What is being asked:
Drop every picture and give the entries back exactly.

(Collected data entries)

#####

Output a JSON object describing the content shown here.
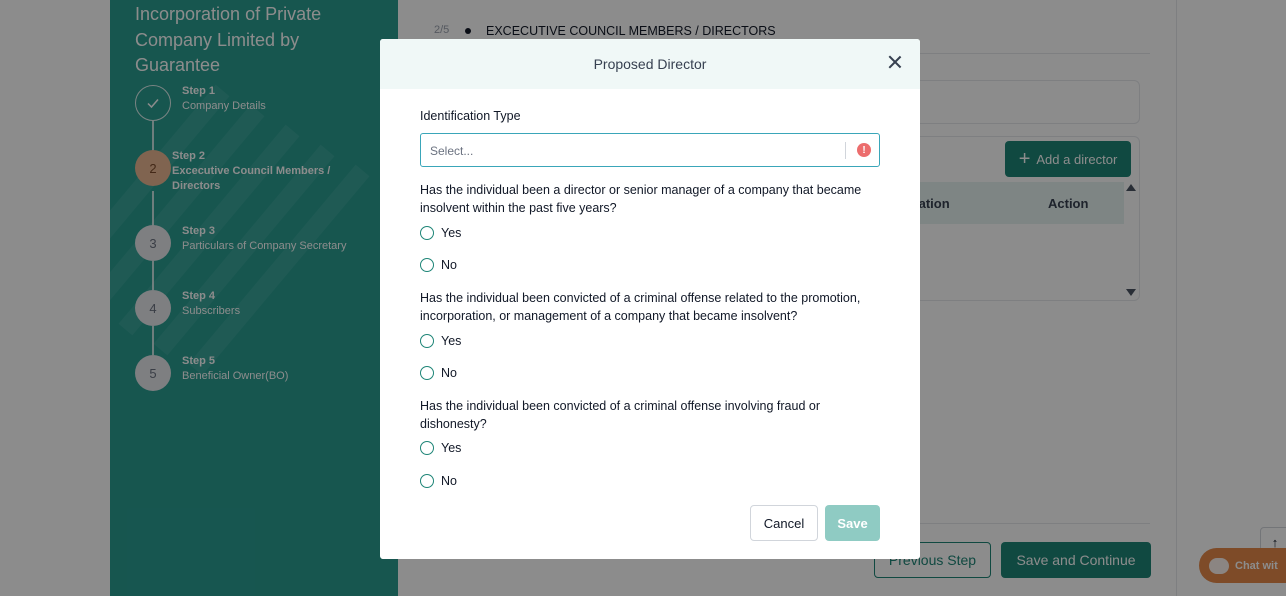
{
  "sidebar": {
    "title": "Incorporation of Private Company Limited by Guarantee",
    "steps": [
      {
        "number": "",
        "label": "Step 1",
        "name": "Company Details",
        "status": "done"
      },
      {
        "number": "2",
        "label": "Step 2",
        "name": "Excecutive Council Members / Directors",
        "status": "current"
      },
      {
        "number": "3",
        "label": "Step 3",
        "name": "Particulars of Company Secretary",
        "status": "todo"
      },
      {
        "number": "4",
        "label": "Step 4",
        "name": "Subscribers",
        "status": "todo"
      },
      {
        "number": "5",
        "label": "Step 5",
        "name": "Beneficial Owner(BO)",
        "status": "todo"
      }
    ]
  },
  "main": {
    "step_counter": "2/5",
    "section_title": "EXCECUTIVE COUNCIL MEMBERS / DIRECTORS",
    "add_director_label": "Add a director",
    "table_headers": {
      "information": "rmation",
      "action": "Action"
    },
    "previous_step_label": "Previous Step",
    "save_continue_label": "Save and Continue",
    "chat_label": "Chat wit"
  },
  "modal": {
    "title": "Proposed Director",
    "identification_type_label": "Identification Type",
    "identification_placeholder": "Select...",
    "questions": [
      {
        "text": "Has the individual been a director or senior manager of a company that became insolvent within the past five years?",
        "options": [
          "Yes",
          "No"
        ]
      },
      {
        "text": "Has the individual been convicted of a criminal offense related to the promotion, incorporation, or management of a company that became insolvent?",
        "options": [
          "Yes",
          "No"
        ]
      },
      {
        "text": "Has the individual been convicted of a criminal offense involving fraud or dishonesty?",
        "options": [
          "Yes",
          "No"
        ]
      }
    ],
    "cancel_label": "Cancel",
    "save_label": "Save"
  },
  "colors": {
    "sidebar": "#2a9d91",
    "primary": "#1e8577",
    "save_disabled": "#8fcbc3",
    "error": "#ec6d6d"
  }
}
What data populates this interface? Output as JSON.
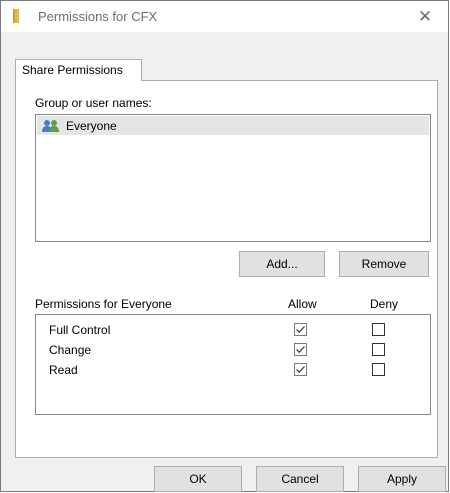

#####

Reply to the exercise:
Output a JSON object describing the content shown here.
{
  "sidebar": {
    "title": "Incorporation of Private Company Limited by Guarantee",
    "steps": [
      {
        "number": "",
        "label": "Step 1",
        "name": "Company Details",
        "status": "done"
      },
      {
        "number": "2",
        "label": "Step 2",
        "name": "Excecutive Council Members / Directors",
        "status": "current"
      },
      {
        "number": "3",
        "label": "Step 3",
        "name": "Particulars of Company Secretary",
        "status": "todo"
      },
      {
        "number": "4",
        "label": "Step 4",
        "name": "Subscribers",
        "status": "todo"
      },
      {
        "number": "5",
        "label": "Step 5",
        "name": "Beneficial Owner(BO)",
        "status": "todo"
      }
    ]
  },
  "main": {
    "step_counter": "2/5",
    "section_title": "EXCECUTIVE COUNCIL MEMBERS / DIRECTORS",
    "add_director_label": "Add a director",
    "table_headers": {
      "information": "rmation",
      "action": "Action"
    },
    "previous_step_label": "Previous Step",
    "save_continue_label": "Save and Continue",
    "chat_label": "Chat wit"
  },
  "modal": {
    "title": "Proposed Director",
    "identification_type_label": "Identification Type",
    "identification_placeholder": "Select...",
    "questions": [
      {
        "text": "Has the individual been a director or senior manager of a company that became insolvent within the past five years?",
        "options": [
          "Yes",
          "No"
        ]
      },
      {
        "text": "Has the individual been convicted of a criminal offense related to the promotion, incorporation, or management of a company that became insolvent?",
        "options": [
          "Yes",
          "No"
        ]
      },
      {
        "text": "Has the individual been convicted of a criminal offense involving fraud or dishonesty?",
        "options": [
          "Yes",
          "No"
        ]
      }
    ],
    "cancel_label": "Cancel",
    "save_label": "Save"
  },
  "colors": {
    "sidebar": "#2a9d91",
    "primary": "#1e8577",
    "save_disabled": "#8fcbc3",
    "error": "#ec6d6d"
  }
}
What data populates this interface? Output as JSON.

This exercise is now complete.